While much of our life’s time and energy is purposed towards that experience of a certain set of feelings! The actions and activities may vary from person to person, but fundamentally we are all seeking to be Happy, to be content, to feel safe, to have inner Peace and Joy. Amidst the external changes and uncertainty of things, can we find and feel an inner ‘Sustainable Well-Being’, a contentment and Peace that is durable and enduring?
Of all the varieties of Psychological, Spiritual and Psycho Spiritual Paths and Practices towards this end of ‘Sustainable Well-Being’, it is the Path, Practice and Practitioners of the Buddha that stand out as exemplar.
The Buddha’s ‘Eight Factored Practice Path’ encompasses the well-being of the whole of our being; mind, speech, body and engagement into life. It is not a way of developing well-being through some furiously faddish fantastic practices, that might feel wild and wonderful for a short time but are not sustainable.
The Buddha’s ‘Eight Factored Practice Path’ is founded in a wise understanding of the human psyche and what is required to develop real, ongoing and long-going well-being; leading all the way to complete Psycho-Spiritual Freedom – Nibbana.
These Eight Factors to practice and develop are: The Right and Wise use of: View, Thought, Speech, Action, Livelihood, Effort, Mindfulness and Concentration. They summarise into the Three Domains of Ethical Conduct; Mental Development – through Meditation; Insightful Understanding – Wisdom.
We can all see that living in a healthy and wholesome way brings ease and joy. That developing Mental Calm and Clarity reduces stress and confusion. That using Wisdom creates Peace, Harmony and Well-Being.
It is up to us to be Pro-active and pace our time-energy in a way that supports and sustains our well-being.
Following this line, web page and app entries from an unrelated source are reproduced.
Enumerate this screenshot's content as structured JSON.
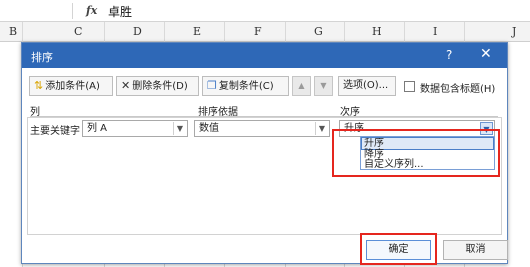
{
  "formula_bar": {
    "fx": "fx",
    "value": "卓胜"
  },
  "columns": [
    "B",
    "C",
    "D",
    "E",
    "F",
    "G",
    "H",
    "I",
    "J"
  ],
  "dialog": {
    "title": "排序",
    "help": "?",
    "close": "✕",
    "toolbar": {
      "add": "添加条件(A)",
      "delete": "删除条件(D)",
      "copy": "复制条件(C)",
      "move_up": "▲",
      "move_down": "▼",
      "options": "选项(O)...",
      "has_header": "数据包含标题(H)",
      "has_header_checked": false
    },
    "headers": {
      "column": "列",
      "sort_on": "排序依据",
      "order": "次序"
    },
    "rule": {
      "label": "主要关键字",
      "column_value": "列 A",
      "sort_on_value": "数值",
      "order_value": "升序"
    },
    "order_options": [
      "升序",
      "降序",
      "自定义序列..."
    ],
    "selected_option_index": 0,
    "ok": "确定",
    "cancel": "取消"
  },
  "colors": {
    "titlebar": "#2e68b7",
    "highlight": "#e5261e"
  }
}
This is our gift to ourselves, our gift to our loved ones and our gift to our planet and humanity.
Questions we might like to ask ourselves:
How can I create more of a sustainable spiritual practice to support my ‘Sustainable Well-Being’?
Which of the ‘Eight Practice Factors’ do I need to give extra attention and effort to?
Could I make more time for my Meditation Practice and enhance my general Mindfulness in my life?
Join us for a Half-Day Meditation Retreat on ‘Sustainable Well-Being’ with John Barter
Sunday 1st July 9.00am – 12.00 noon
‘Ratanagiri’ 11 Double View Road, Farrants Hill, Tweed Coast NSW